Dataset entries ::
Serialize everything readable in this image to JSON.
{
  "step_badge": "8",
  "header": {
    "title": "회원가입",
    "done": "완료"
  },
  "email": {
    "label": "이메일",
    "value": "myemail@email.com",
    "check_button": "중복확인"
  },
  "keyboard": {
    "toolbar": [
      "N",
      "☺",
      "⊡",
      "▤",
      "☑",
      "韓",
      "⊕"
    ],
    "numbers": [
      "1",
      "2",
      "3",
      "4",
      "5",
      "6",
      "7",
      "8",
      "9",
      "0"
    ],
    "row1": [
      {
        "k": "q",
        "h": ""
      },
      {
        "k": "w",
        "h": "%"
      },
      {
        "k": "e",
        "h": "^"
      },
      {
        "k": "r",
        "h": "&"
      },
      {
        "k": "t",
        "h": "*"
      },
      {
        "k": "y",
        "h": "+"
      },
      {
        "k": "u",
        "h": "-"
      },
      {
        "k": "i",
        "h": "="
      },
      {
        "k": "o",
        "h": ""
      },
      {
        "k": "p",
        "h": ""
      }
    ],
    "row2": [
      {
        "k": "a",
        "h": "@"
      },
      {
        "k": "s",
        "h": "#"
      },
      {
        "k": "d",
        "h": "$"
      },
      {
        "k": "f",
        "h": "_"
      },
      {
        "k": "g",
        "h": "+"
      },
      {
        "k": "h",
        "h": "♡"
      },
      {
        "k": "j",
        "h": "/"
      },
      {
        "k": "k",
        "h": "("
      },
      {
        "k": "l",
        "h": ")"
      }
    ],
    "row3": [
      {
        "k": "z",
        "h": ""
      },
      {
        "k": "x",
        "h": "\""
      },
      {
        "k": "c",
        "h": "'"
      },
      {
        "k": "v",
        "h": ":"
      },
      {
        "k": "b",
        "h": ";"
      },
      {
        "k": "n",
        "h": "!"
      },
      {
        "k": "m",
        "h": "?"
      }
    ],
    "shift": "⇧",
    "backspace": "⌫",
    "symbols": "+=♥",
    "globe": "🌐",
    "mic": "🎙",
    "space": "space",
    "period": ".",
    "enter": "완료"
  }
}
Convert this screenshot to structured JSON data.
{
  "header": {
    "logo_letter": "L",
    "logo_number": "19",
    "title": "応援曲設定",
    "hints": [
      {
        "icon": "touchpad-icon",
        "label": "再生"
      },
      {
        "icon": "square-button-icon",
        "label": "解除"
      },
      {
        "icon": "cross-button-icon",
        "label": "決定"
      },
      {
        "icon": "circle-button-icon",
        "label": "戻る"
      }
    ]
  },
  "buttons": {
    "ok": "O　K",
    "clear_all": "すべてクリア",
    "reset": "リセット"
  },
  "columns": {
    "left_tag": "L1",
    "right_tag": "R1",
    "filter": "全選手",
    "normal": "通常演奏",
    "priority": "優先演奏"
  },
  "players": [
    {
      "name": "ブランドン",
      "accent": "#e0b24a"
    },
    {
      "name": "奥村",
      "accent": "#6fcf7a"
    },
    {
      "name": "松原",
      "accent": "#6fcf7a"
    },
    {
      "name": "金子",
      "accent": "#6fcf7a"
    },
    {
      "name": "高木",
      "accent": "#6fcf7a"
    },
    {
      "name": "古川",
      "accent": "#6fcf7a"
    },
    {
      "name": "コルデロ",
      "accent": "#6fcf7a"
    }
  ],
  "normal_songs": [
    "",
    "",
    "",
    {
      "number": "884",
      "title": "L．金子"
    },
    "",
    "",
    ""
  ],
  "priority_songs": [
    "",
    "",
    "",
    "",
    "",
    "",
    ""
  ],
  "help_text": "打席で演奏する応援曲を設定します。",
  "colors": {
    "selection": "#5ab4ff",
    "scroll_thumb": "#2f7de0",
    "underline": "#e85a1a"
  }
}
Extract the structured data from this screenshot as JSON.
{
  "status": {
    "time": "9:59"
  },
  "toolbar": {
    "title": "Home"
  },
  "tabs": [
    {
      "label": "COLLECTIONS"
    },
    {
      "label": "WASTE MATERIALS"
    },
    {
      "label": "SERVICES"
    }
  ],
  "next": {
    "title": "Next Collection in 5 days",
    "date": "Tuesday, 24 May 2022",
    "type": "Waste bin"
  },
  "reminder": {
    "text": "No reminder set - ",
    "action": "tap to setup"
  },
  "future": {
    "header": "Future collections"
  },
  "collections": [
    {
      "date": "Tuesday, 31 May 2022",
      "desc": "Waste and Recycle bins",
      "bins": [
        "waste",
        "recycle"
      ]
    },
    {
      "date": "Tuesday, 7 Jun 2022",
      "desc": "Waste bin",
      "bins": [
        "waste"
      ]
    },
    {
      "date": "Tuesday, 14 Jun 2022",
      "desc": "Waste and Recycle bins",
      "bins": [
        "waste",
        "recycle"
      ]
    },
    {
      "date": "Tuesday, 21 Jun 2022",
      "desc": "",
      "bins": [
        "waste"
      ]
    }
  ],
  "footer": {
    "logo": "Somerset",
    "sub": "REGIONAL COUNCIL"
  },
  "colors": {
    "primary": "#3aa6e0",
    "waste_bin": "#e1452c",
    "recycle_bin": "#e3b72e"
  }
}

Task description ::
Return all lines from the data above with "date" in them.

Problem solution ::
    "date": "Tuesday, 24 May 2022",
      "date": "Tuesday, 31 May 2022",
      "date": "Tuesday, 7 Jun 2022",
      "date": "Tuesday, 14 Jun 2022",
      "date": "Tuesday, 21 Jun 2022",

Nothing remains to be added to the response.